Quantcast

New here. Husband with PTSD and traumatic brain injury


#1

Hi new here
My husband suffers from PTSD and traumatic brain injury from multiple head injuries. The last was last year which left him with total amnesia. A year on and I don’t think his memory will ever return 100%.
Has anyone experienced similar?
At times he gets very childlike and becomes anti-social.


#2

Hey Aqua,
Brain injuries affect us all in different ways. I’m often saying “Two people can have exactly the same impact but have vastly differing outcomes”. My initial injury was due to an MVA when I was very young, but since then I’ve had a few head injuries and personally I believe they have a compounding effect. So it’s not been a case of have an injury then it heals, then have another separate injury and it heals. Mine has been a case of injury that hasn’t healed, then another injury that hasn’t heal. For some people, including me, it hasn’t just been a simple addition of another injury, but more like a multiplication of effects.
Although at the time the dr’s said that the MVA injury was minimal, they didn’t have the technology available today to be able to view the impact and it was written off as a simple ‘bump on the head’. But over the years there were subtle signs there was an issue, some would have called them anti social behaviours, but most just labelled me as a ‘shit of a kid’ and I must admit I certainly lived up to that title. lol
Now I wouldn’t so much say I’m anti social but I’d much rather have my own company. I have a condition I call my ‘Foot IN mouth disease’ where I seem to say the wrong thing at the most inopportune moments. Sometimes I don’t just stick my foot in my mouth, hell, I seem to shove my whole leg in it lol. That filter that most people have between their brain and their mouth, well, mines broken. At least in my own company I’m the only one that’s going to be offended.
So don’t be a stranger there are many people here who have to deal with and manage symptoms on a daily basis and although I certainly don’t have all of the answers, There definitely would be others here who are dealing with very similar situations.
Merl from the Moderator Support Team

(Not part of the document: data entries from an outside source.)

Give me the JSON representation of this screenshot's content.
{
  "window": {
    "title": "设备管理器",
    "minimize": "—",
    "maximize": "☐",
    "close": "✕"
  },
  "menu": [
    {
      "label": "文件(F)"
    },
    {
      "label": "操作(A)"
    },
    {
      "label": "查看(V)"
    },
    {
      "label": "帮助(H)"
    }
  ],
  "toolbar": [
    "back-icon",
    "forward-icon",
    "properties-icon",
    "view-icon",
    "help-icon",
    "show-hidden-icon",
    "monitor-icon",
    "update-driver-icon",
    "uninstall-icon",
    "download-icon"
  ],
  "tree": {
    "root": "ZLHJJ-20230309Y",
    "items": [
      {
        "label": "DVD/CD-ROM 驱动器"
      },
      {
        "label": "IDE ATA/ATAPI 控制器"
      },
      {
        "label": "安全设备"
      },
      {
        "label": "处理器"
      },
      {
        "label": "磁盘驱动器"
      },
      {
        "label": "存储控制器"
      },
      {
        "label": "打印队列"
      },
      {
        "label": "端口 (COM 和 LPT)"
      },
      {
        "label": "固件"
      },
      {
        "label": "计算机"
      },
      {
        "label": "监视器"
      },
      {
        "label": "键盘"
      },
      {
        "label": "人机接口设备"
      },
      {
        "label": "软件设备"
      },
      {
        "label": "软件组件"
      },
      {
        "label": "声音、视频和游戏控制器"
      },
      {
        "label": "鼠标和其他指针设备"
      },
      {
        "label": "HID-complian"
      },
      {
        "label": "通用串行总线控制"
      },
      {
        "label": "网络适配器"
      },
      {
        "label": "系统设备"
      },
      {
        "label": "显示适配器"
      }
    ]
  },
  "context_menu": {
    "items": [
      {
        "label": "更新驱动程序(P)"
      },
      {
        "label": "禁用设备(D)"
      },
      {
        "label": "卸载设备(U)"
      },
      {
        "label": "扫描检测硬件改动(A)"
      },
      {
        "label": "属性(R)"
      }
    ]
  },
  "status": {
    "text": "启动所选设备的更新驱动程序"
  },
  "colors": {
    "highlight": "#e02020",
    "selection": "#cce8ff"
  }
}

#3

We try to use H.A.L.T a lot. Hungry Angry Lonely or Tired. If 2 are out then its time to slow down. If 3 are out then its time to get help.
He medicated with cannabis which lets him, for the most part, live a normal life and neither of us drinks due to being recovering alcoholics.
Luckily he’s studying age care and disability atm which us helping him understand his condition. In the early days the migraines were like being hit in the head by a fire hose he told me. Waffer migraine medication helped fast along with aspirin and anything minty


#4

Aqua,

I am pleased you both have awareness of the 12 step program. Step one naturally starts with powerlessness and through working the program acceptance unfolds. I say this because it appears you are both moving into a new powerlessness and also possibly a new acceptance. From my experience with AA and now this physical powerlessness (my cells do not produce enough energy for my muscles) this has made me feel nothing in the world. I felt I could not identify with anything, nothing true or valuable which I could believe in. Because I felt insecurity in this powerlessness I became obsessed with my rage of “nothingness” and I also denied my “nothingness”. I could feel a terrifying attraction to the darkness.

I knew enough to let go, to slow down and rest. I had no more stories about my inner lack nor could I make up stories. Yet I could feel myself holding onto my reactions and holding on to my beliefs about my deficiency. It caused me to feel like an outsider, never belong anywhere, and this created an emotional storminess. When I started releasing and letting go of this deep void inside this started breaking myself from my inner suffering, which started this emotional sobriety.

Because of my void within and this vacuum from within I wanted to hold onto my suffering or I thought it was better than my value being nothing. Yet letting go of my suffering and accepting my powerlessness within it has helped to create a physical serenity. My body now does not feel like I am in fight or flight and is helping my PTSD.

Because of your AA program I am suggesting some quiet time for both of you and to let go. I am suggesting you both practice serenity for few moments a day so this pinned up energy within your body can be released. The body remembers within the cells and passes on old information to the new cells in fight or flight. So it seems we need to teach our bodies self-surrender and self-possession within this powerlessness. I should say this is what has helped me in my powerlessness and hopelessness.

If you both choose to meditate by the way of letting go you may feel a falling in this powerlessness. It is uncomfortable. Human nature does not like to feel a void and emptiness, but gradually in the letting go it becomes okay. Acceptance seems to become serenity and you both will acquire a new depth. I am just suggesting this, as recovery is in the “fall” and this powerlessness allows the energies of life to flow. It creates just this place to begin and the step unfolds into this unshakable equanimity.

I did not answer your question specifically about having a similar experience and yet PTSD seems to make the body tight and resistance to life. Also for me in my addiction I wanted to fill my “nothingness” by hanging onto my suffering, so to work this out I had to find serenity by letting go. By letting go, quietly, I now feel my serenity there is no feeling of effort or of striving. This serenity helps with the ups and downs of life, helps the PTSD and releases this deep suffering.